There are a lot of thoughts running around my head this Monday morning. Eric Mangini was supposed to be the coach with a winning plan who would lead the Jets to Super Bowl glory. The football gods clearly had other plans.
But standing along the sidelines has been Mike Westhoff, coordinating one of the NFL’s best special teams units. As goes pro football, everyone forgets about the special teams.
But here stands a man whose dedication to the New York Jets and to pro football brought him back in 2008 when it was clear that Kevin O’Dea was not going to get the job done.
I don’t know about any of you, but in these dark times ahead, Westhoff’s familiar face would be a glimmer of hope for this organization.
Why doesn’t he deserve a shot as this team’s head coach?
Is it because he’s just a special teams coach? I hope not. He’s more than just a special teams coach. He’s the definitive special teams coach.
How many kick returners have the Jets been through since 2001? Chad Morton? Jonathan Carter? Justin Miller?
Players that play special teams are typically spinning through a revolving door. The men that block are often released, never to be seen in the NFL again.
And Westhoff has given this team the same quality results every year.
I hope it’s not because you’re eyeballing another coordinator from another team. I really hope not.
Do we want Steve Spagnuolo to coach the team?
He’s a 4-3 defensive coach for a team with 3-4 personnel. That would set the team back another three years while we reacquire the appropriate players for his system.
Haven’t we played the other coordinator game enough already? We’ve had coaches who were in over their heads when they came to a new team with an unfamiliar plan.
Let’s keep the one coordinator who knows the organization.
Not good enough? Is it because we’re all desperate for Bill Cowher?
Never mind the fact that Cowher hasn’t officially declared any intentions to return to football, but do you really think he’d last in New York?
He had 15 years to win a Super Bowl in Pittsburgh. Do you really think New York will give him that much time?
Most importantly, Cowher would be the Brett Favre of coaches.
We see him on CBS. He still loves his Steelers. He will be known as the Steelers’ head coach for life. Do we need to borrow another team’s legend? Again?
Besides, Cowher started as a special teams coach in Cleveland.
But big names are important, right? Huge, monster coaching names will change this team’s culture, won’t they?

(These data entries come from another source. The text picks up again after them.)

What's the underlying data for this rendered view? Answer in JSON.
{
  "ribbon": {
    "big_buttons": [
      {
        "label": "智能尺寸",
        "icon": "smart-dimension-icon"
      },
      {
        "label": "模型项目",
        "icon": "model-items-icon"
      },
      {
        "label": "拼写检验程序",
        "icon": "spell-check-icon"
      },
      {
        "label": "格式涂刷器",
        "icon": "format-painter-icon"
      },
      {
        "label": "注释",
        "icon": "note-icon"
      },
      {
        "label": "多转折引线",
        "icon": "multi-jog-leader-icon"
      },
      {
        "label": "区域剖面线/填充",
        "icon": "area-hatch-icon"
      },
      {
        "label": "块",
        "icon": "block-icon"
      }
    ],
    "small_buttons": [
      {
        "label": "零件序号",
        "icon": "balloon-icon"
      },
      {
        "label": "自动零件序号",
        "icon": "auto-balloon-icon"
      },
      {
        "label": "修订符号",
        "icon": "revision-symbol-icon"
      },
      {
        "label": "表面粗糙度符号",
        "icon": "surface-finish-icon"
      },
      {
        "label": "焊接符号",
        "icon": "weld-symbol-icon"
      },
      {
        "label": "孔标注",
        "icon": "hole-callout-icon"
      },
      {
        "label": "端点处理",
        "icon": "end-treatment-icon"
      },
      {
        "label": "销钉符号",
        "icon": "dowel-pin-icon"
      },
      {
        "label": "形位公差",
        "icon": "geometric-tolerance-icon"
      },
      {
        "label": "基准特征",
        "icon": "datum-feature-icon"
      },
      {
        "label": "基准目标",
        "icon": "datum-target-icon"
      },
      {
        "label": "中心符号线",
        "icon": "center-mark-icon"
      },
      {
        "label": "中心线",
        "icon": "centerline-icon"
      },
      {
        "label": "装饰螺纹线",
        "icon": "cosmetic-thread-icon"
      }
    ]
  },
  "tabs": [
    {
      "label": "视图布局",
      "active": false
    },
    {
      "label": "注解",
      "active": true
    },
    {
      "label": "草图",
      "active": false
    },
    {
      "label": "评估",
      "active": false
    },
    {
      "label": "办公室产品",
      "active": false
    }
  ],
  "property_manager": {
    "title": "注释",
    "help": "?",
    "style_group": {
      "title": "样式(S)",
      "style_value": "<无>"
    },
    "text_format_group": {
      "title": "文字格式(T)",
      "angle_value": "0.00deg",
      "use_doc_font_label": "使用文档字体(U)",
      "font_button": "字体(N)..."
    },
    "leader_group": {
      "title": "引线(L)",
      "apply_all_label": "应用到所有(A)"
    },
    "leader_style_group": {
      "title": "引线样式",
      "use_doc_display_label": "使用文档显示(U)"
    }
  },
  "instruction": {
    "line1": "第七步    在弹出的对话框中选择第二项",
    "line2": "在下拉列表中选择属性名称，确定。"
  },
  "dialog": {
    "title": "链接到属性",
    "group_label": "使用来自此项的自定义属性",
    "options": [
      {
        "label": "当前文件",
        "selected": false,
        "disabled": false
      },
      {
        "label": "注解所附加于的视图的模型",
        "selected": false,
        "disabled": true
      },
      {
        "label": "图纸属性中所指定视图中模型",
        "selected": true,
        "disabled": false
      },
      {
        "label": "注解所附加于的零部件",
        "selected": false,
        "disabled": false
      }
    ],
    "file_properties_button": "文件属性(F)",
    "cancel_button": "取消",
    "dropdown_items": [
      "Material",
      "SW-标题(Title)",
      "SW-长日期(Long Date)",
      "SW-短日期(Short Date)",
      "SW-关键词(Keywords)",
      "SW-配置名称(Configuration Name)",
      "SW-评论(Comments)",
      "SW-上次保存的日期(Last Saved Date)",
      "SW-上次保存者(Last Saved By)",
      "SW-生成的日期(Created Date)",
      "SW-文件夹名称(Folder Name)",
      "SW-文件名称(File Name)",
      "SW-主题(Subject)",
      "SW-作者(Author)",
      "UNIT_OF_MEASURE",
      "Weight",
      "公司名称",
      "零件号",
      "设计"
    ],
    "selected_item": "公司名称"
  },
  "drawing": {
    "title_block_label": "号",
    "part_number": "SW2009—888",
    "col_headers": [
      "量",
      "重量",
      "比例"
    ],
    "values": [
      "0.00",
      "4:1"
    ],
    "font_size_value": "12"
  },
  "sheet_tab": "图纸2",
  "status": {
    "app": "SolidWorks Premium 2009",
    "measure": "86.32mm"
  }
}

That’s what the Falcons thought when they brought in Mike Smith. What about the Ravens when they hired John Harbaugh?
I’m sure we were all shivering when the Dolphins named Tony Sparano as their head coach. It must have been some kind of typo, and the Dolphins just got made.
So again, why not Westhoff?
Why not get a man who commands the respect of his colleagues in the NFL—whose name alone can go a long way in securing the aide of some of the NFL’s best coordinators?
He expected the job to be his when it was given to Eric Mangini in 2006. Instead of throwing a fit and leaving the team, he stayed on board and gave the Jets the only legitimate spark they’ve consistently had—the threat of the game-changing kick return.
He’s a football coach for a football team. There are no cute schemes and no on-camera mind games to speak of with Westhoff. His players respond to him, and they believe in his system.
He has over 20 years of experience in the league doing what he knows works and producing results.
Don’t the Jets deserve that kind of coach? Doesn’t Westhoff deserve the opportunity?
Why not give him an entire football team? If this team is willing to squander away years on an inexperienced defensive coordinator from up north, then why not give a chance to an experienced coordinator who’s regarded as the best in the business?
Angel Navedo covers the New York Jets for Examiner.com. His work can also be found on NYJetsFan.com, where he is the Head Writer, and on MyGridironSpace.com—a premier social networking site built exclusively for NFL fans.
He is also a Senior Writer at the Bleacher Report, where he is one of the New York Jets Community Leaders.